▼▼▼

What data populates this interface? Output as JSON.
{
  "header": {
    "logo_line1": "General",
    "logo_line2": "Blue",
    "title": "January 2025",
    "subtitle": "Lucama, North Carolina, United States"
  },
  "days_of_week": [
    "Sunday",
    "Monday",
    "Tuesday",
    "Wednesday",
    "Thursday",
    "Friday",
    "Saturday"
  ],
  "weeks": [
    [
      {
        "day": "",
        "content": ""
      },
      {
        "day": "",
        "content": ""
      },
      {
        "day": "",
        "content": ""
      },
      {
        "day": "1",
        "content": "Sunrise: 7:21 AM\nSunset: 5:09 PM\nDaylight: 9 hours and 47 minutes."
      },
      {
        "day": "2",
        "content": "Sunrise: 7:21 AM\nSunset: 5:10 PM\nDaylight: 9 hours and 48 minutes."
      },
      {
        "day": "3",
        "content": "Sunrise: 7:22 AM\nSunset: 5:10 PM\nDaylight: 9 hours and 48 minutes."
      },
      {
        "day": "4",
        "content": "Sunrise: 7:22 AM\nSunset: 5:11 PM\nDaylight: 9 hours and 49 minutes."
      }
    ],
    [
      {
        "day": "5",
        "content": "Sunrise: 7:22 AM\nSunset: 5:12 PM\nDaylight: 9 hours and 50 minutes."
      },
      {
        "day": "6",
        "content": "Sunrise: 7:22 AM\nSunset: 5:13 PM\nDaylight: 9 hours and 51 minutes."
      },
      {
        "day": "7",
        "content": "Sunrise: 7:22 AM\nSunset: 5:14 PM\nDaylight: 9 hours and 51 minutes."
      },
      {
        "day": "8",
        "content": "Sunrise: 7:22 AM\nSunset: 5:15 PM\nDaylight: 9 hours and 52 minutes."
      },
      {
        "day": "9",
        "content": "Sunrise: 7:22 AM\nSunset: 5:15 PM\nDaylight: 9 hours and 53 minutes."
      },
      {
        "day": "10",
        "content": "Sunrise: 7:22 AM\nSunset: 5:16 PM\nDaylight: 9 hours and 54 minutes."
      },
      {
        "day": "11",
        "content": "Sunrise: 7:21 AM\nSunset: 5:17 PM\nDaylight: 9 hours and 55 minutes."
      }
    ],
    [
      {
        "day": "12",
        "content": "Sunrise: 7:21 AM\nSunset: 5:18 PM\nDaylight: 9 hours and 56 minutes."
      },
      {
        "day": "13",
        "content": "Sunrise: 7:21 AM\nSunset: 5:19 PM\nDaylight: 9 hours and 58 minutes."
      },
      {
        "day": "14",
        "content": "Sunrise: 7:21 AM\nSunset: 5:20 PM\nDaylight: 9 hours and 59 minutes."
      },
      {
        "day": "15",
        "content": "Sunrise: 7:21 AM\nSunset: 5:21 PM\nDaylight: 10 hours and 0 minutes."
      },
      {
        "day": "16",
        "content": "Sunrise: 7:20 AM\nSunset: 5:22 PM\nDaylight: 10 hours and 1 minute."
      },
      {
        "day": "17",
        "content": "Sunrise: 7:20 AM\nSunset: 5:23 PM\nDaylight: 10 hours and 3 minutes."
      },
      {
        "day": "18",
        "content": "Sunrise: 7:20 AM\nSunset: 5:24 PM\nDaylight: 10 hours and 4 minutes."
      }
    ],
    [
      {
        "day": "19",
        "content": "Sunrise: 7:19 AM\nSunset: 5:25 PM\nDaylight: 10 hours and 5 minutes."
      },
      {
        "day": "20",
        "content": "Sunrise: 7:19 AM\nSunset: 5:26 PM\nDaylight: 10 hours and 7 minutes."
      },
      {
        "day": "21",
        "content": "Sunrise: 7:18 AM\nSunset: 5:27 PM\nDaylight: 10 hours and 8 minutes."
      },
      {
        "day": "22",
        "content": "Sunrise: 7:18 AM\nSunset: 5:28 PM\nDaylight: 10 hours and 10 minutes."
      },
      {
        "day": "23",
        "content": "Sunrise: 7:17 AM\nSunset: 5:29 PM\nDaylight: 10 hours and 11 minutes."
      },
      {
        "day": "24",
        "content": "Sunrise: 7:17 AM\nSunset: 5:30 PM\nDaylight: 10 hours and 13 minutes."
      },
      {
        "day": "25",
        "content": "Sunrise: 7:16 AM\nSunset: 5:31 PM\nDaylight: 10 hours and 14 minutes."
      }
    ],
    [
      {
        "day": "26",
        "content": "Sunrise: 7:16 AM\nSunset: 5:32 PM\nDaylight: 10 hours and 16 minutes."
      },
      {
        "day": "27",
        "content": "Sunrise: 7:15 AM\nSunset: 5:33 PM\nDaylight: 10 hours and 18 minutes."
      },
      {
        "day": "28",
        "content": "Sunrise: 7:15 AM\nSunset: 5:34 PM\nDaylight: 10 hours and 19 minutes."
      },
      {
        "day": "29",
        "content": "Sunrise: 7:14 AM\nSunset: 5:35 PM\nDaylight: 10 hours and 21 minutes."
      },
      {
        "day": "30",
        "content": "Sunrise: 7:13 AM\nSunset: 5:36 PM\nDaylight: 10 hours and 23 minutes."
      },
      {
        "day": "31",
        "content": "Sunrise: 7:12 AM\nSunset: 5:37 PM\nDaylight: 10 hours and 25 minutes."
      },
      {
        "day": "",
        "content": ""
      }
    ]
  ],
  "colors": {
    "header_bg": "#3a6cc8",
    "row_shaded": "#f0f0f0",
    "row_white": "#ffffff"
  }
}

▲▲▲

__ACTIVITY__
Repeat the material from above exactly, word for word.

__TASK SOLUTION__
What data populates this interface? Output as JSON.
{
  "header": {
    "logo_line1": "General",
    "logo_line2": "Blue",
    "title": "January 2025",
    "subtitle": "Lucama, North Carolina, United States"
  },
  "days_of_week": [
    "Sunday",
    "Monday",
    "Tuesday",
    "Wednesday",
    "Thursday",
    "Friday",
    "Saturday"
  ],
  "weeks": [
    [
      {
        "day": "",
        "content": ""
      },
      {
        "day": "",
        "content": ""
      },
      {
        "day": "",
        "content": ""
      },
      {
        "day": "1",
        "content": "Sunrise: 7:21 AM\nSunset: 5:09 PM\nDaylight: 9 hours and 47 minutes."
      },
      {
        "day": "2",
        "content": "Sunrise: 7:21 AM\nSunset: 5:10 PM\nDaylight: 9 hours and 48 minutes."
      },
      {
        "day": "3",
        "content": "Sunrise: 7:22 AM\nSunset: 5:10 PM\nDaylight: 9 hours and 48 minutes."
      },
      {
        "day": "4",
        "content": "Sunrise: 7:22 AM\nSunset: 5:11 PM\nDaylight: 9 hours and 49 minutes."
      }
    ],
    [
      {
        "day": "5",
        "content": "Sunrise: 7:22 AM\nSunset: 5:12 PM\nDaylight: 9 hours and 50 minutes."
      },
      {
        "day": "6",
        "content": "Sunrise: 7:22 AM\nSunset: 5:13 PM\nDaylight: 9 hours and 51 minutes."
      },
      {
        "day": "7",
        "content": "Sunrise: 7:22 AM\nSunset: 5:14 PM\nDaylight: 9 hours and 51 minutes."
      },
      {
        "day": "8",
        "content": "Sunrise: 7:22 AM\nSunset: 5:15 PM\nDaylight: 9 hours and 52 minutes."
      },
      {
        "day": "9",
        "content": "Sunrise: 7:22 AM\nSunset: 5:15 PM\nDaylight: 9 hours and 53 minutes."
      },
      {
        "day": "10",
        "content": "Sunrise: 7:22 AM\nSunset: 5:16 PM\nDaylight: 9 hours and 54 minutes."
      },
      {
        "day": "11",
        "content": "Sunrise: 7:21 AM\nSunset: 5:17 PM\nDaylight: 9 hours and 55 minutes."
      }
    ],
    [
      {
        "day": "12",
        "content": "Sunrise: 7:21 AM\nSunset: 5:18 PM\nDaylight: 9 hours and 56 minutes."
      },
      {
        "day": "13",
        "content": "Sunrise: 7:21 AM\nSunset: 5:19 PM\nDaylight: 9 hours and 58 minutes."
      },
      {
        "day": "14",
        "content": "Sunrise: 7:21 AM\nSunset: 5:20 PM\nDaylight: 9 hours and 59 minutes."
      },
      {
        "day": "15",
        "content": "Sunrise: 7:21 AM\nSunset: 5:21 PM\nDaylight: 10 hours and 0 minutes."
      },
      {
        "day": "16",
        "content": "Sunrise: 7:20 AM\nSunset: 5:22 PM\nDaylight: 10 hours and 1 minute."
      },
      {
        "day": "17",
        "content": "Sunrise: 7:20 AM\nSunset: 5:23 PM\nDaylight: 10 hours and 3 minutes."
      },
      {
        "day": "18",
        "content": "Sunrise: 7:20 AM\nSunset: 5:24 PM\nDaylight: 10 hours and 4 minutes."
      }
    ],
    [
      {
        "day": "19",
        "content": "Sunrise: 7:19 AM\nSunset: 5:25 PM\nDaylight: 10 hours and 5 minutes."
      },
      {
        "day": "20",
        "content": "Sunrise: 7:19 AM\nSunset: 5:26 PM\nDaylight: 10 hours and 7 minutes."
      },
      {
        "day": "21",
        "content": "Sunrise: 7:18 AM\nSunset: 5:27 PM\nDaylight: 10 hours and 8 minutes."
      },
      {
        "day": "22",
        "content": "Sunrise: 7:18 AM\nSunset: 5:28 PM\nDaylight: 10 hours and 10 minutes."
      },
      {
        "day": "23",
        "content": "Sunrise: 7:17 AM\nSunset: 5:29 PM\nDaylight: 10 hours and 11 minutes."
      },
      {
        "day": "24",
        "content": "Sunrise: 7:17 AM\nSunset: 5:30 PM\nDaylight: 10 hours and 13 minutes."
      },
      {
        "day": "25",
        "content": "Sunrise: 7:16 AM\nSunset: 5:31 PM\nDaylight: 10 hours and 14 minutes."
      }
    ],
    [
      {
        "day": "26",
        "content": "Sunrise: 7:16 AM\nSunset: 5:32 PM\nDaylight: 10 hours and 16 minutes."
      },
      {
        "day": "27",
        "content": "Sunrise: 7:15 AM\nSunset: 5:33 PM\nDaylight: 10 hours and 18 minutes."
      },
      {
        "day": "28",
        "content": "Sunrise: 7:15 AM\nSunset: 5:34 PM\nDaylight: 10 hours and 19 minutes."
      },
      {
        "day": "29",
        "content": "Sunrise: 7:14 AM\nSunset: 5:35 PM\nDaylight: 10 hours and 21 minutes."
      },
      {
        "day": "30",
        "content": "Sunrise: 7:13 AM\nSunset: 5:36 PM\nDaylight: 10 hours and 23 minutes."
      },
      {
        "day": "31",
        "content": "Sunrise: 7:12 AM\nSunset: 5:37 PM\nDaylight: 10 hours and 25 minutes."
      },
      {
        "day": "",
        "content": ""
      }
    ]
  ],
  "colors": {
    "header_bg": "#3a6cc8",
    "row_shaded": "#f0f0f0",
    "row_white": "#ffffff"
  }
}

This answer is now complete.